Assignment: After locating the line with "Extract the structured", retype it and every later line exactly, stopping at the end of the records.

(Excerpts from an interface dataset)
------------------------------------------------

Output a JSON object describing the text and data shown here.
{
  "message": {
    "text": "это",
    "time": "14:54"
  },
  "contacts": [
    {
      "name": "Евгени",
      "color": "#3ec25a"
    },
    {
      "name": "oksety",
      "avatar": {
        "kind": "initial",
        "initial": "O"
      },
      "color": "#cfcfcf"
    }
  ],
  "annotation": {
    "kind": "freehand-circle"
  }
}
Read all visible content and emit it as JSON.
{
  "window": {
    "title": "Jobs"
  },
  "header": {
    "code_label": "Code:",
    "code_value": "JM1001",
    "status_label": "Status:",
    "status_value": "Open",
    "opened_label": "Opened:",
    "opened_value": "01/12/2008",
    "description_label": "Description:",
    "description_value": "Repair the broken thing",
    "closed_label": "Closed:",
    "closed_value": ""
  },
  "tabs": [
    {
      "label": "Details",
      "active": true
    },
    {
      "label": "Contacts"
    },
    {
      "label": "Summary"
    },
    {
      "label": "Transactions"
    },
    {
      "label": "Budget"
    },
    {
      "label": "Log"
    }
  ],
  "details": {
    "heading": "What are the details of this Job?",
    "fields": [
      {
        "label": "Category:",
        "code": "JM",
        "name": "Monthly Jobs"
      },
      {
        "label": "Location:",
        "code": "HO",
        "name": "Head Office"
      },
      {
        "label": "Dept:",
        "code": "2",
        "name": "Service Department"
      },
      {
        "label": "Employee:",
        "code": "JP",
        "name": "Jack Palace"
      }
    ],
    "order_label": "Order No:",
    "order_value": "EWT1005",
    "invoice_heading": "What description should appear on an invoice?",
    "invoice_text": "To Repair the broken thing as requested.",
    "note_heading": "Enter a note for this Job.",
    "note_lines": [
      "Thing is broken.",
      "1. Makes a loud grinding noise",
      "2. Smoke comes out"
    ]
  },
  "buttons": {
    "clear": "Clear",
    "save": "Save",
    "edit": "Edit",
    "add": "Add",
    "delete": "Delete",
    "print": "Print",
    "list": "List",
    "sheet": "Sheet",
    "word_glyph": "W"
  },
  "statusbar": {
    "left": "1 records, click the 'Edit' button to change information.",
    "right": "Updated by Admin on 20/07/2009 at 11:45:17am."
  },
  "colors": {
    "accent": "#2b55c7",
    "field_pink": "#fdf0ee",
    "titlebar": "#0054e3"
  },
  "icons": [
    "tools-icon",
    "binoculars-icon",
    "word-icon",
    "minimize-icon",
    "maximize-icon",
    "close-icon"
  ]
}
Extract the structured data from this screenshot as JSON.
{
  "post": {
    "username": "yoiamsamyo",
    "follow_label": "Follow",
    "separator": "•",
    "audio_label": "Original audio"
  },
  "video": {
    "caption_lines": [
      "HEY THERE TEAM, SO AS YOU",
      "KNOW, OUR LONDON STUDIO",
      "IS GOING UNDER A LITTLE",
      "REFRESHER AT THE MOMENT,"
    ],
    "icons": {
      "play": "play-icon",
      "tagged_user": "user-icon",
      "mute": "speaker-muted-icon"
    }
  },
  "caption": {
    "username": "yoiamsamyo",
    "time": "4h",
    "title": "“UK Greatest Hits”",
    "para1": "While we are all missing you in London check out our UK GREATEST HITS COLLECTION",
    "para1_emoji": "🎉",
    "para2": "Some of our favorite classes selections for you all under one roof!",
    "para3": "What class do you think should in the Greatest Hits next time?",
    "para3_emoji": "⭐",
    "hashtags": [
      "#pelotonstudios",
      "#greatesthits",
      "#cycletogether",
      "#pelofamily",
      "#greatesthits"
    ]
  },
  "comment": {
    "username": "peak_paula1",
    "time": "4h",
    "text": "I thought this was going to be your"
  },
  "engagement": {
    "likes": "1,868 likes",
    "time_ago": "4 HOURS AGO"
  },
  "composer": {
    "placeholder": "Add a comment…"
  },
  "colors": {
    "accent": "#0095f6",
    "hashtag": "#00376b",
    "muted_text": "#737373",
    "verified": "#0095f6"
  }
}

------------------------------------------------

Solution below:
Extract the structured data from this screenshot as JSON.
{
  "post": {
    "username": "yoiamsamyo",
    "follow_label": "Follow",
    "separator": "•",
    "audio_label": "Original audio"
  },
  "video": {
    "caption_lines": [
      "HEY THERE TEAM, SO AS YOU",
      "KNOW, OUR LONDON STUDIO",
      "IS GOING UNDER A LITTLE",
      "REFRESHER AT THE MOMENT,"
    ],
    "icons": {
      "play": "play-icon",
      "tagged_user": "user-icon",
      "mute": "speaker-muted-icon"
    }
  },
  "caption": {
    "username": "yoiamsamyo",
    "time": "4h",
    "title": "“UK Greatest Hits”",
    "para1": "While we are all missing you in London check out our UK GREATEST HITS COLLECTION",
    "para1_emoji": "🎉",
    "para2": "Some of our favorite classes selections for you all under one roof!",
    "para3": "What class do you think should in the Greatest Hits next time?",
    "para3_emoji": "⭐",
    "hashtags": [
      "#pelotonstudios",
      "#greatesthits",
      "#cycletogether",
      "#pelofamily",
      "#greatesthits"
    ]
  },
  "comment": {
    "username": "peak_paula1",
    "time": "4h",
    "text": "I thought this was going to be your"
  },
  "engagement": {
    "likes": "1,868 likes",
    "time_ago": "4 HOURS AGO"
  },
  "composer": {
    "placeholder": "Add a comment…"
  },
  "colors": {
    "accent": "#0095f6",
    "hashtag": "#00376b",
    "muted_text": "#737373",
    "verified": "#0095f6"
  }
}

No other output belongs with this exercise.